**EXERCISE REQUIREMENTS**
Each record must appear in the answer exactly as given.

**SOURCE DATA**
◆ ◆ ◆
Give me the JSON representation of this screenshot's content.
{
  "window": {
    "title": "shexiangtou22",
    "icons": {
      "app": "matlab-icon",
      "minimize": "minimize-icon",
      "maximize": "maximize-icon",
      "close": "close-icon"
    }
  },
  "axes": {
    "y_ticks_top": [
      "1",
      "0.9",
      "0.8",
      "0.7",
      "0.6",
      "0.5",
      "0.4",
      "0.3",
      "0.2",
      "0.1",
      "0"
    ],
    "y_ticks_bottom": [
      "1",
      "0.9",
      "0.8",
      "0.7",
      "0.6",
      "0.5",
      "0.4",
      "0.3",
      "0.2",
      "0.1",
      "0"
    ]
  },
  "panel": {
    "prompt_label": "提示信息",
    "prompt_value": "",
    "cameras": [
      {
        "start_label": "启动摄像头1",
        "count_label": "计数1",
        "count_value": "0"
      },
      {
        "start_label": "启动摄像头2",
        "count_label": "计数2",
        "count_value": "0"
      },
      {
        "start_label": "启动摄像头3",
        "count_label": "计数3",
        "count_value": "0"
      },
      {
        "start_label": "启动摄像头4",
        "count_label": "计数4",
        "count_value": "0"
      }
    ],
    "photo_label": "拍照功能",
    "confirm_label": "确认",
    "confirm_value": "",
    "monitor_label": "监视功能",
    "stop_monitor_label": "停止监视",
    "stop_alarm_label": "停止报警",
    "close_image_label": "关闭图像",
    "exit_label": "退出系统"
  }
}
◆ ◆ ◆
**RESPONSE AREA**
Give me the JSON representation of this screenshot's content.
{
  "window": {
    "title": "shexiangtou22",
    "icons": {
      "app": "matlab-icon",
      "minimize": "minimize-icon",
      "maximize": "maximize-icon",
      "close": "close-icon"
    }
  },
  "axes": {
    "y_ticks_top": [
      "1",
      "0.9",
      "0.8",
      "0.7",
      "0.6",
      "0.5",
      "0.4",
      "0.3",
      "0.2",
      "0.1",
      "0"
    ],
    "y_ticks_bottom": [
      "1",
      "0.9",
      "0.8",
      "0.7",
      "0.6",
      "0.5",
      "0.4",
      "0.3",
      "0.2",
      "0.1",
      "0"
    ]
  },
  "panel": {
    "prompt_label": "提示信息",
    "prompt_value": "",
    "cameras": [
      {
        "start_label": "启动摄像头1",
        "count_label": "计数1",
        "count_value": "0"
      },
      {
        "start_label": "启动摄像头2",
        "count_label": "计数2",
        "count_value": "0"
      },
      {
        "start_label": "启动摄像头3",
        "count_label": "计数3",
        "count_value": "0"
      },
      {
        "start_label": "启动摄像头4",
        "count_label": "计数4",
        "count_value": "0"
      }
    ],
    "photo_label": "拍照功能",
    "confirm_label": "确认",
    "confirm_value": "",
    "monitor_label": "监视功能",
    "stop_monitor_label": "停止监视",
    "stop_alarm_label": "停止报警",
    "close_image_label": "关闭图像",
    "exit_label": "退出系统"
  }
}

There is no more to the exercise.